quoted material must bear quotation marks and a full quotation citation.
- There must be 10 or more source documents used, cited,
- Multimedia sources (such as videos) may be used, but no
more than two such sources may be used. If multimedia sources are used,
then they must be authored and distributed by credible sources, such as
universities, law schools, medical schools, or professors, or found in the
Ashford University Library.
- Where print documents are used for source materials,
those must be peer-reviewed, scholarly journal articles, and academically
published books. Popular media sources (e.g., newspapers, magazines,
television and radio shows, etc.) may not be used. Materials from advocacy
groups (e.g., Greenpeace, Human Rights Campaign, National Organization for
Women, etc.) may not be used.
- Two of the peer-reviewed scholarly sources used must
include statistical evidence, which must be accurately interpreted.
- Sites such as ProCon.org and Wikipedia should not be
- Religious texts are neither peer-reviewed nor scholarly
and so may not be used in any way.
You must have a summary conclusion as the last paragraph(s) of the project, presenting

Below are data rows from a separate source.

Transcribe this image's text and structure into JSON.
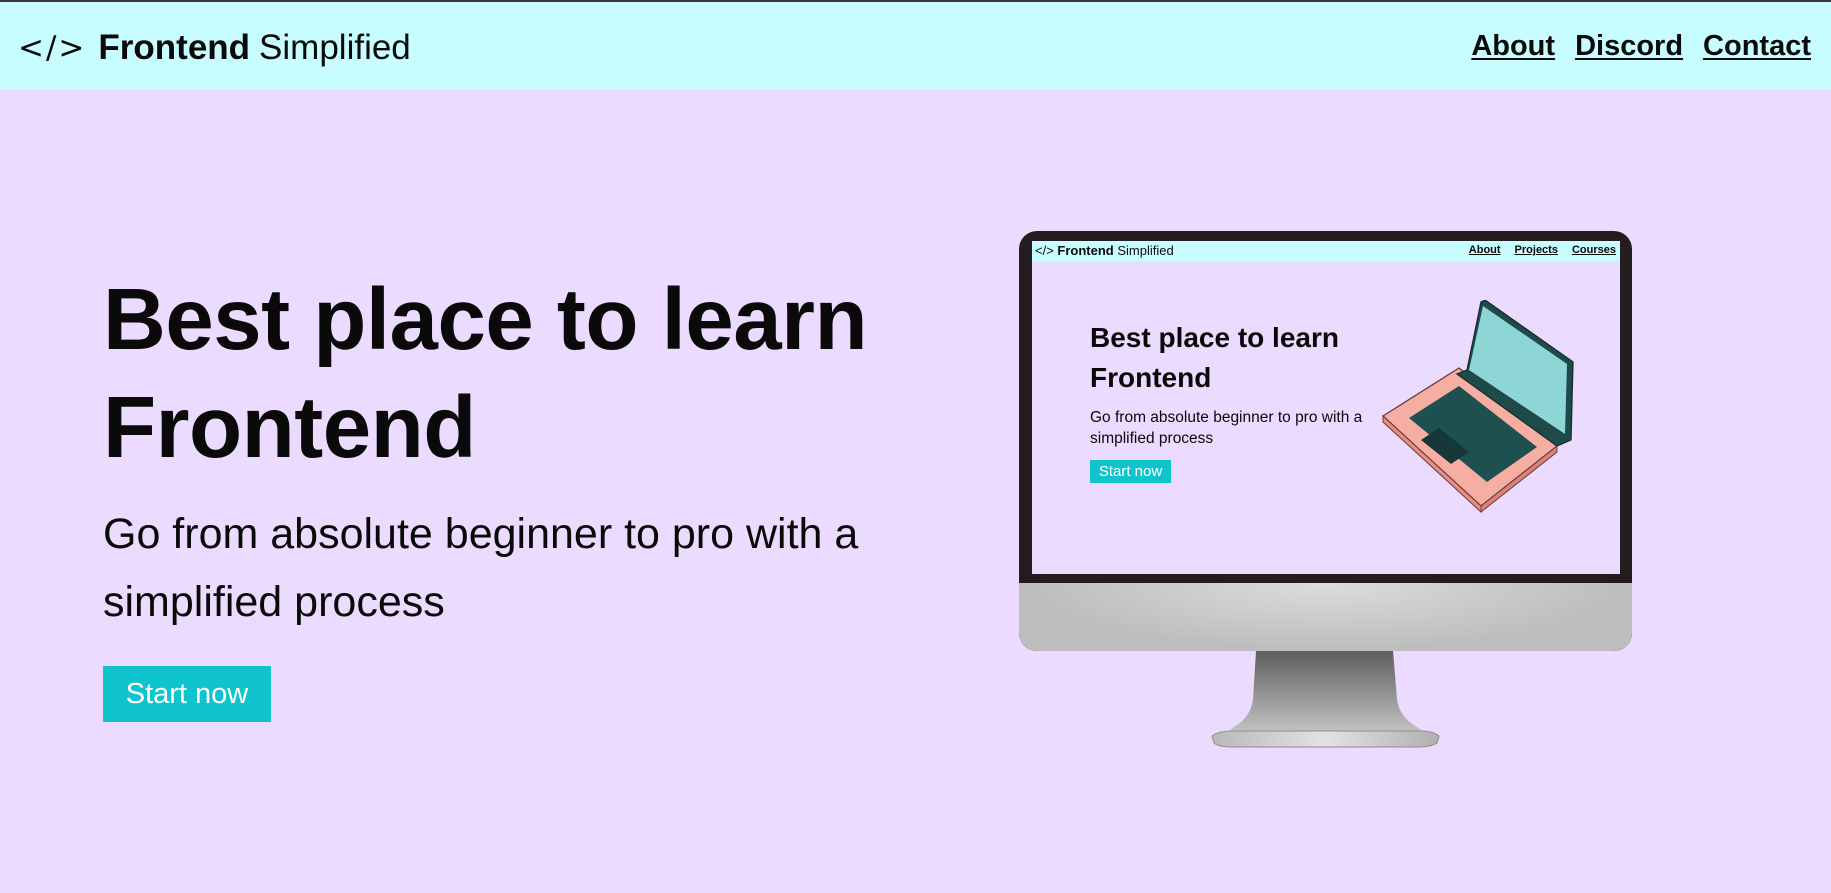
{
  "navbar": {
    "logo_icon": "</>",
    "brand_bold": "Frontend",
    "brand_light": "Simplified",
    "links": [
      {
        "label": "About"
      },
      {
        "label": "Discord"
      },
      {
        "label": "Contact"
      }
    ]
  },
  "hero": {
    "title_line1": "Best place to learn",
    "title_line2": "Frontend",
    "subtitle_line1": "Go from absolute beginner to pro with a",
    "subtitle_line2": "simplified process",
    "cta_label": "Start now"
  },
  "illustration": {
    "icon": "desktop-monitor-icon",
    "screen": {
      "logo_icon": "</>",
      "brand_bold": "Frontend",
      "brand_light": "Simplified",
      "links": [
        "About",
        "Projects",
        "Courses"
      ],
      "title_line1": "Best place to learn",
      "title_line2": "Frontend",
      "subtitle_line1": "Go from absolute beginner to pro with a",
      "subtitle_line2": "simplified process",
      "cta_label": "Start now",
      "art_icon": "laptop-icon"
    }
  },
  "colors": {
    "navbar_bg": "#c7fdff",
    "page_bg": "#ebdbff",
    "accent": "#0fc4cc",
    "text": "#0a0a0a"
  }
}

the major point of the essay and the evidence supporting that point.
The content body of the project must be 3,300 words or more. The word count
does not include anything in the title page, running header, or reference list.
It is expected that you meet all logistical requirements of this paper.
- The list of references must include only those source
documents that are cited within the body of the project.